Syria’s eight-year civil war, after reaching a crescendo with the elimination of ISIS’s territorial Caliphate, provided al-Qaeda the incentive to demonstrate that it was a more durable resistance force against the “apostate” regime of President Bashir al-Assad.
The brutality of ISIS terrorists had apparently contributed to the downfall of their caliphate. Al-Qaeda, in spite of its own harsh governance of territory under its control, is less maniacal than ISIS in administering conquered populations. One can see the way it has tried to manage Syria’s northwestern province of Idlib, the only area of the country still in rebel hands.
The significance of al-Qaeda’s choke-hold on Idlib cannot be underestimated. The province and nearby lands include parts of Latakia, where Russia has had naval and air facilities for decades. This is a huge boost for al-Qaeda’s image among Syrian rebels, especially when they compare it to the collapse of ISIS in Raqqa.
Most al-Qaeda members in Tunisia are veterans of the mujahedeen (1979-1989) war against Soviet troops in Afghanistan. The number of the country’s ISIS fighters is increasing, due to the recruitment of Tunisians who returned home after volunteering in the struggle against the Assad regime in Syria. Some of these recruits joined ISIS while they were in Syria. Others migrated to Libya to establish bases from which to commit cross-border attacks on Tunisia.
Although al-Qaeda has long been the dominant jihadi faction in Indonesia, operating under the Southeast Asian terrorist coalition, Jamiyat Islamiyah, ISIS has established a considerable foothold in the island nation. This apparently prompted Indonesia’s military chief, General Gatot Nurmantyo, in 2017, to warn that ISIS “has cells in almost every province of the country.” Nurmantyo’s alarm was, in part, occasioned by the seizure of the city of Marawi in the neighboring Philippines by ISIS-allied terrorist factions.

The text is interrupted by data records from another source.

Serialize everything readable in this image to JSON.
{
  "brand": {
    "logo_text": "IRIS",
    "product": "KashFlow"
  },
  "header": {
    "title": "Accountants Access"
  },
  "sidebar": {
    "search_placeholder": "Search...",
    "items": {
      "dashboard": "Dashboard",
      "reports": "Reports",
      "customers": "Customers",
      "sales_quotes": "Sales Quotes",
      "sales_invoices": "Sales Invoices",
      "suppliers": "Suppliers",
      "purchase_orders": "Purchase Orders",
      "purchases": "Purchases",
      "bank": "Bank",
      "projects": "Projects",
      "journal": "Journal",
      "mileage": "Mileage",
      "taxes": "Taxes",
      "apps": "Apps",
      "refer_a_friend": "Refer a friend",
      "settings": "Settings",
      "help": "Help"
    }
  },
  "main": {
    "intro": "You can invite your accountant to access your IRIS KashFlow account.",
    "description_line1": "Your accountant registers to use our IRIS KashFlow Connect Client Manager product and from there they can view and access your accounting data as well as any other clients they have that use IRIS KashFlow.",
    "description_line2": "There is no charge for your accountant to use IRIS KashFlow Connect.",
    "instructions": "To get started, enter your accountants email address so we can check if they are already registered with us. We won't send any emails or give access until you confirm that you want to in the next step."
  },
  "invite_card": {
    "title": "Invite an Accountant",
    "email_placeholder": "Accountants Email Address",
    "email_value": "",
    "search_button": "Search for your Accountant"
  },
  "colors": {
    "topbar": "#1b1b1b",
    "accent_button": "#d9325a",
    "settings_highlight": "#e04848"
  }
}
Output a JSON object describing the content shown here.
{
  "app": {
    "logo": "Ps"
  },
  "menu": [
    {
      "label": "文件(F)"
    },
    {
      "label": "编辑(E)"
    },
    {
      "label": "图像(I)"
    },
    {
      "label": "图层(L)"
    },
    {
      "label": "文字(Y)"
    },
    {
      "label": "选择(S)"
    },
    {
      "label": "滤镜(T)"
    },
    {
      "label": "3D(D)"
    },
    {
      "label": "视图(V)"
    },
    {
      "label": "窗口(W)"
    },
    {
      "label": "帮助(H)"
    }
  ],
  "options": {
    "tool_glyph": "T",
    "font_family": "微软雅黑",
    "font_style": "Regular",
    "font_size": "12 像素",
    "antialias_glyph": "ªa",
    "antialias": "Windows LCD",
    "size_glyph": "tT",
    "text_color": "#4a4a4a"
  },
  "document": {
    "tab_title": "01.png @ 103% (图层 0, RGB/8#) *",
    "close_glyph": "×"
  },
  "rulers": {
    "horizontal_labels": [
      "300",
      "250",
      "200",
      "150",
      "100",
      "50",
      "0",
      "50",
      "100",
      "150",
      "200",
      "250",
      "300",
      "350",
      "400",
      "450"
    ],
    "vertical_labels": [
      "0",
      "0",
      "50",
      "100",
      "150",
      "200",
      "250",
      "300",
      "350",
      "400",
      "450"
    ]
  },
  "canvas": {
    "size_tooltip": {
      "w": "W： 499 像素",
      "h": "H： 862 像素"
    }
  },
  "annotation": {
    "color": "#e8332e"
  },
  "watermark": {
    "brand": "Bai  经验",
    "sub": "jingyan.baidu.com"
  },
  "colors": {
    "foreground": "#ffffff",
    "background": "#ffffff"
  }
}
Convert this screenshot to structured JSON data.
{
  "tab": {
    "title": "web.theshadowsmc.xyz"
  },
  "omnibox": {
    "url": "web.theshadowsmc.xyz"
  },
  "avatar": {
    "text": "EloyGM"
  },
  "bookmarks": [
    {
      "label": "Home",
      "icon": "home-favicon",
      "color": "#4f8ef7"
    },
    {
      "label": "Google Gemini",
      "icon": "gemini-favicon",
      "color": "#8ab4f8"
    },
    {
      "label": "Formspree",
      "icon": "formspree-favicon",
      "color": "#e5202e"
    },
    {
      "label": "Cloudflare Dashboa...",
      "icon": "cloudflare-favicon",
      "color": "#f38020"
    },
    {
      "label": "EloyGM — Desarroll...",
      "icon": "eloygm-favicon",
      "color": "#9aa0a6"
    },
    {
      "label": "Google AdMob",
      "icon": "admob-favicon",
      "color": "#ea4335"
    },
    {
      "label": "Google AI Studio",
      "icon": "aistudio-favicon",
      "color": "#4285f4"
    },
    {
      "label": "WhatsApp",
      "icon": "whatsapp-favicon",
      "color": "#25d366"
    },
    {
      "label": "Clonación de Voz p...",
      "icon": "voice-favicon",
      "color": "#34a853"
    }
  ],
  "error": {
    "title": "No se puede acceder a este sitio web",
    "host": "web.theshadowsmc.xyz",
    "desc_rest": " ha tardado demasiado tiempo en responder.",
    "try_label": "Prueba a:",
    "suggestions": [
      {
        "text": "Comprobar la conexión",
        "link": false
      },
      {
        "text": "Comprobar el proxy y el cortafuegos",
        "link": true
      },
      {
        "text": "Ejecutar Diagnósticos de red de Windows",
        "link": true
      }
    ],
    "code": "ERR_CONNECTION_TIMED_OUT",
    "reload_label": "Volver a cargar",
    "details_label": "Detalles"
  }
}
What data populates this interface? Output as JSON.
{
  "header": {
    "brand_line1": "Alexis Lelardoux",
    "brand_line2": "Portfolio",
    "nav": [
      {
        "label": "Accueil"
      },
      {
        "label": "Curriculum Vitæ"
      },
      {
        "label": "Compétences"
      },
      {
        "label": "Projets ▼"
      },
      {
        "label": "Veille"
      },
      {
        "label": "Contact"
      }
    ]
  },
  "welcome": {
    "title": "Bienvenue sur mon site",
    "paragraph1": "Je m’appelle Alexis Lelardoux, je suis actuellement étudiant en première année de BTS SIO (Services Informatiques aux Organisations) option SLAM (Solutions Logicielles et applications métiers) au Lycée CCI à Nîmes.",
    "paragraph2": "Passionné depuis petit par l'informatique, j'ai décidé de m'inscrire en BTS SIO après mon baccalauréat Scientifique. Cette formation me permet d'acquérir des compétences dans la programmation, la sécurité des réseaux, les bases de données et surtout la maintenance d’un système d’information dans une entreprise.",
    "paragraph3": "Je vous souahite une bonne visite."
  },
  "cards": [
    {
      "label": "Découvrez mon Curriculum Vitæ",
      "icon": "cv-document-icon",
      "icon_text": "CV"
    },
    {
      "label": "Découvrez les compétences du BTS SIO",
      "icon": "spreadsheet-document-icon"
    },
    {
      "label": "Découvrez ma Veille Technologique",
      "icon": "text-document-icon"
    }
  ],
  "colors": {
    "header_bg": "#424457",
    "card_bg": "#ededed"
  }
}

The West should take no pleasure in the global competition between al-Qaeda and ISIS. It is a competition that incentivizes each terrorist network to upgrade its recruitment appeal for the next generation of jihadists. Both organizations, as a result of having been targeted by the U.S. military, have honed their survival skills. Both also continue to improve their propaganda capabilities on social media, which will doubtless lead to more young Muslims becoming radicalized.
In its effort to sustain a pro-Western regime in Afghanistan, the United States might instead take advantage of an opportunity already in place. In an area of such unrest, and where it is still unclear what the word of those making promises is worth, it might be wise to keep a modest footprint rather than withdraw all troops. To abandon the area totally, as President Obama abandoned Syria and Iraq, and then find it overrun with terrorist groups, would be, as one saw, a catastrophic mistake. The choice would then be either to live with an even more threatening failed state, or having to go back again to contain it, as President Trump, had to do with ISIS in an abandoned Middle East. Although admittedly less than ideal, it still be might be far less costly in life and treasure, as with the Middle East, to safeguard the area and gather intelligence, rather than to leave and then have to go back. It is an opportunity that would be foolhardy to give up.
Dr. Lawrence A. Franklin was the Iran Desk Officer for Secretary of Defense Rumsfeld. He also served on active duty with the U.S. Army and as a Colonel in the Air Force Reserve.